“I knew him immediately,” she said.
“Are you gonna just stand there or come give me a hug?” Keith asked.
They immediately hit it off. However, Keith was going through a divorce. Until it was final, Deidre felt uncomfortable being anything more than friends.
On her next birthday, Keith called and told her that his divorce had been finalized. Six months later, the couple finally began dating.
Keith has been integral to Deidre’s journey.
“He’s the rock of the family,” she shared. “He keeps everybody laughing.”
While Deidre was waiting for a heart, Keith took her on short staycations throughout Texas. Deidre fondly remembers sitting in the bluebonnet capital of Texas.
“My husband isn’t an artsy person, but he’s learned to stop and smell the roses,” she said.
Deidre and Keith will be renewing their vows to celebrate their 25th anniversary in May 2017.
Slide some oil to me
Let it trickle down my spine
Slide some oil to my head
And let me lubricate my mind!
As Russel sang, Hardin was struck by how much she identified with his character. Then the Tinman mentioned his desperation for a heart.
“I’m the Tin Woman in this story,” Hardin realized. “I always wanted to be Dorothy with the red shoes.”
As Hardin continued to wait for a compatible heart, this idea of the Tin Woman became somewhat of a mascot for her and served as a source of inspiration. When her daughter accidentally broke a dress form, Hardin saw an opportunity to create a new sculpture. Using the form, a piece of red coral that remarkably resembled a four-chamber heart, and, of course, copper, Hardin built her Tin Woman.
Finally, in 2013, Hardin received a new heart.
Hardin’s surgery and recovery went smoothly. Her fatigue lessened and she could do more day to day, including launching her own jewelry line, Copper Signatures.
When she was healthy enough to interact with larger groups of people again, Hardin displayed her jewelry at a local fashion show, which then led to an appearance on Good Morning Texas. This event exploded into a large social media following and invitations to other fashion shows. Since then, Hardin has been able to share her story with a vast audience.
“Dallas kind of knows me as the copper lady,” she said.
Hardin strives to honor her donor, Casey, by shining bright enough for two.
There are “two souls, one heart on this journey,” she said.
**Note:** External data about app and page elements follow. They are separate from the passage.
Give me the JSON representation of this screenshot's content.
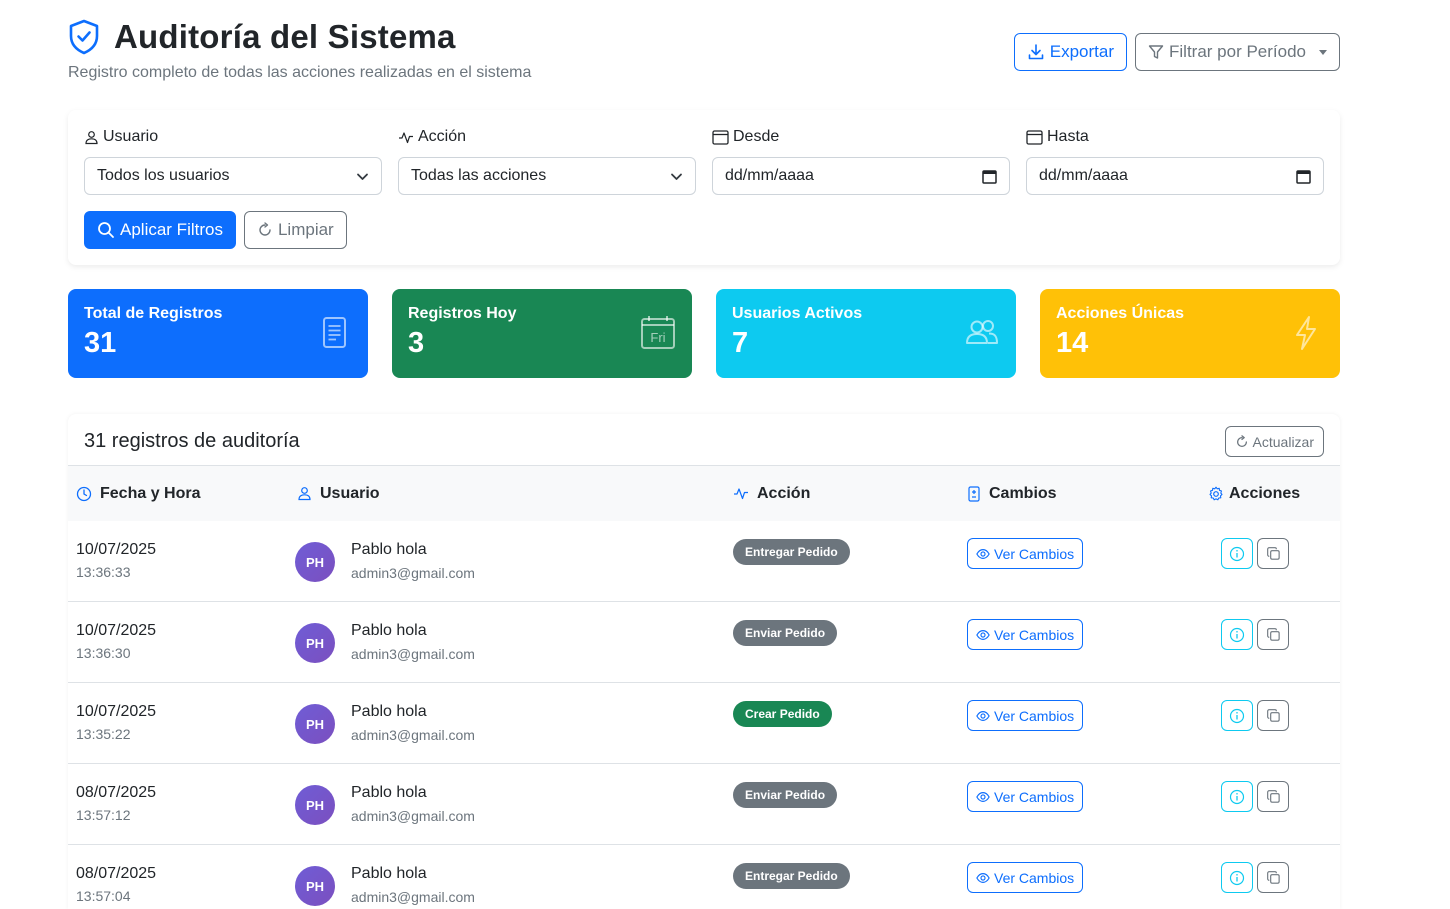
{
  "header": {
    "title": "Auditoría del Sistema",
    "subtitle": "Registro completo de todas las acciones realizadas en el sistema",
    "export_label": "Exportar",
    "period_label": "Filtrar por Período"
  },
  "filters": {
    "user_label": "Usuario",
    "user_value": "Todos los usuarios",
    "action_label": "Acción",
    "action_value": "Todas las acciones",
    "from_label": "Desde",
    "from_value": "dd/mm/aaaa",
    "to_label": "Hasta",
    "to_value": "dd/mm/aaaa",
    "apply_label": "Aplicar Filtros",
    "clear_label": "Limpiar"
  },
  "stats": [
    {
      "label": "Total de Registros",
      "value": "31",
      "color": "#0d6efd",
      "icon": "document-icon"
    },
    {
      "label": "Registros Hoy",
      "value": "3",
      "color": "#198754",
      "icon": "calendar-icon"
    },
    {
      "label": "Usuarios Activos",
      "value": "7",
      "color": "#0dcaf0",
      "icon": "users-icon"
    },
    {
      "label": "Acciones Únicas",
      "value": "14",
      "color": "#ffc107",
      "icon": "lightning-icon"
    }
  ],
  "calendar_day": "Fri",
  "table": {
    "title": "31 registros de auditoría",
    "refresh_label": "Actualizar",
    "headers": {
      "date": "Fecha y Hora",
      "user": "Usuario",
      "action": "Acción",
      "changes": "Cambios",
      "actions": "Acciones"
    },
    "view_changes_label": "Ver Cambios",
    "rows": [
      {
        "date": "10/07/2025",
        "time": "13:36:33",
        "initials": "PH",
        "name": "Pablo hola",
        "email": "admin3@gmail.com",
        "action": "Entregar Pedido",
        "action_color": "#6c757d"
      },
      {
        "date": "10/07/2025",
        "time": "13:36:30",
        "initials": "PH",
        "name": "Pablo hola",
        "email": "admin3@gmail.com",
        "action": "Enviar Pedido",
        "action_color": "#6c757d"
      },
      {
        "date": "10/07/2025",
        "time": "13:35:22",
        "initials": "PH",
        "name": "Pablo hola",
        "email": "admin3@gmail.com",
        "action": "Crear Pedido",
        "action_color": "#198754"
      },
      {
        "date": "08/07/2025",
        "time": "13:57:12",
        "initials": "PH",
        "name": "Pablo hola",
        "email": "admin3@gmail.com",
        "action": "Enviar Pedido",
        "action_color": "#6c757d"
      },
      {
        "date": "08/07/2025",
        "time": "13:57:04",
        "initials": "PH",
        "name": "Pablo hola",
        "email": "admin3@gmail.com",
        "action": "Entregar Pedido",
        "action_color": "#6c757d"
      }
    ]
  }
}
Each year, she designs a piece titled Casey’s Wing, which she donates to charity.
The Tin Woman sculpture still hangs in her home.
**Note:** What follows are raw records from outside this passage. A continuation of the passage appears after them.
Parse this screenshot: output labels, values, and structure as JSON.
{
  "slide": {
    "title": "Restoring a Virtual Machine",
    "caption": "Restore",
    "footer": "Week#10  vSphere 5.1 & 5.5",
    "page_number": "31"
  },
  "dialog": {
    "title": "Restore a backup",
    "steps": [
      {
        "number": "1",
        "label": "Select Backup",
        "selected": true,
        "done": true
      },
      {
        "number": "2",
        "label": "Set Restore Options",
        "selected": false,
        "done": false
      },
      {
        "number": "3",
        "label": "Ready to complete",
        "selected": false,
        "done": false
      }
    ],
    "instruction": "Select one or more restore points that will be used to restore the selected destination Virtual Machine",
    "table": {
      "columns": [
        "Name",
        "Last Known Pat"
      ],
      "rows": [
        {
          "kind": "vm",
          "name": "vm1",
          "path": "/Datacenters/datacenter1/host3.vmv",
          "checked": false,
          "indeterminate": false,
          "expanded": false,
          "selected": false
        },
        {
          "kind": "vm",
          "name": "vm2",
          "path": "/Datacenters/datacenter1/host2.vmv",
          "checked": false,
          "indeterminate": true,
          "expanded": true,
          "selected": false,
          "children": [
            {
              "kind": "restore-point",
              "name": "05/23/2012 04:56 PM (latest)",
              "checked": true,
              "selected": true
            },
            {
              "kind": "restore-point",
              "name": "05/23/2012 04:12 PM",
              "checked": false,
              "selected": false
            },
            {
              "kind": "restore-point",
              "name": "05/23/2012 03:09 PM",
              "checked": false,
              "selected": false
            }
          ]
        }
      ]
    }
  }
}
“I’ve gained so much more peace,” Hardin reflected. “Even chaos can be beautiful.”